The data: Begin
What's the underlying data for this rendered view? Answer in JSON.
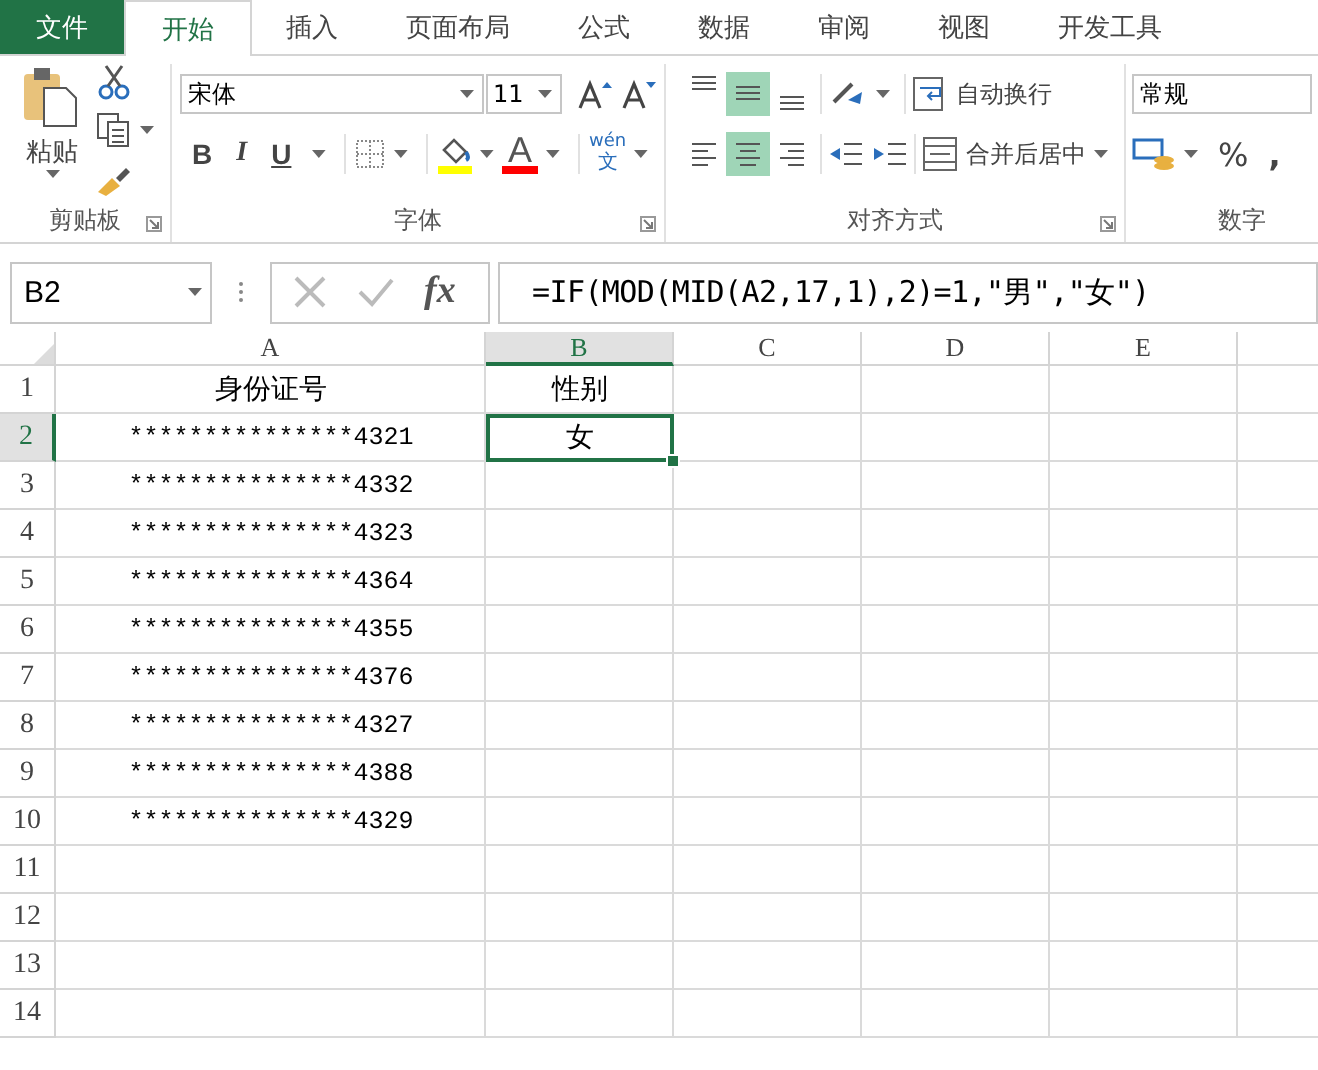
{
  "tabs": [
    {
      "label": "文件",
      "kind": "file",
      "selected": false
    },
    {
      "label": "开始",
      "kind": "tab",
      "selected": true
    },
    {
      "label": "插入",
      "kind": "tab",
      "selected": false
    },
    {
      "label": "页面布局",
      "kind": "tab",
      "selected": false
    },
    {
      "label": "公式",
      "kind": "tab",
      "selected": false
    },
    {
      "label": "数据",
      "kind": "tab",
      "selected": false
    },
    {
      "label": "审阅",
      "kind": "tab",
      "selected": false
    },
    {
      "label": "视图",
      "kind": "tab",
      "selected": false
    },
    {
      "label": "开发工具",
      "kind": "tab",
      "selected": false
    }
  ],
  "ribbon": {
    "clipboard": {
      "paste_label": "粘贴",
      "group_label": "剪贴板"
    },
    "font": {
      "font_name": "宋体",
      "font_size": "11",
      "bold": "B",
      "italic": "I",
      "underline": "U",
      "font_color_letter": "A",
      "phonetic_top": "wén",
      "phonetic_bottom": "文",
      "group_label": "字体"
    },
    "alignment": {
      "vertical": [
        {
          "kind": "top",
          "selected": false
        },
        {
          "kind": "middle",
          "selected": true
        },
        {
          "kind": "bottom",
          "selected": false
        }
      ],
      "horizontal": [
        {
          "kind": "left",
          "selected": false
        },
        {
          "kind": "center",
          "selected": true
        },
        {
          "kind": "right",
          "selected": false
        }
      ],
      "wrap_text": "自动换行",
      "merge_center": "合并后居中",
      "group_label": "对齐方式"
    },
    "number": {
      "format": "常规",
      "percent": "%",
      "comma": ",",
      "group_label": "数字"
    }
  },
  "formula_bar": {
    "name_box": "B2",
    "fx": "fx",
    "formula": "=IF(MOD(MID(A2,17,1),2)=1,\"男\",\"女\")"
  },
  "sheet": {
    "columns": [
      {
        "label": "A",
        "selected": false
      },
      {
        "label": "B",
        "selected": true
      },
      {
        "label": "C",
        "selected": false
      },
      {
        "label": "D",
        "selected": false
      },
      {
        "label": "E",
        "selected": false
      }
    ],
    "rows": [
      {
        "header": "1",
        "selected": false,
        "cells": [
          {
            "text": "身份证号",
            "selected": false
          },
          {
            "text": "性别",
            "selected": false
          }
        ]
      },
      {
        "header": "2",
        "selected": true,
        "cells": [
          {
            "text": "***************4321",
            "selected": false
          },
          {
            "text": "女",
            "selected": true
          }
        ]
      },
      {
        "header": "3",
        "selected": false,
        "cells": [
          {
            "text": "***************4332",
            "selected": false
          }
        ]
      },
      {
        "header": "4",
        "selected": false,
        "cells": [
          {
            "text": "***************4323",
            "selected": false
          }
        ]
      },
      {
        "header": "5",
        "selected": false,
        "cells": [
          {
            "text": "***************4364",
            "selected": false
          }
        ]
      },
      {
        "header": "6",
        "selected": false,
        "cells": [
          {
            "text": "***************4355",
            "selected": false
          }
        ]
      },
      {
        "header": "7",
        "selected": false,
        "cells": [
          {
            "text": "***************4376",
            "selected": false
          }
        ]
      },
      {
        "header": "8",
        "selected": false,
        "cells": [
          {
            "text": "***************4327",
            "selected": false
          }
        ]
      },
      {
        "header": "9",
        "selected": false,
        "cells": [
          {
            "text": "***************4388",
            "selected": false
          }
        ]
      },
      {
        "header": "10",
        "selected": false,
        "cells": [
          {
            "text": "***************4329",
            "selected": false
          }
        ]
      },
      {
        "header": "11",
        "selected": false
      },
      {
        "header": "12",
        "selected": false
      },
      {
        "header": "13",
        "selected": false
      },
      {
        "header": "14",
        "selected": false
      }
    ]
  }
}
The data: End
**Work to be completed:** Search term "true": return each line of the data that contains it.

**Answer box:**
      "selected": true
          "selected": true
          "selected": true
        "selected": true
        "selected": true,
            "selected": true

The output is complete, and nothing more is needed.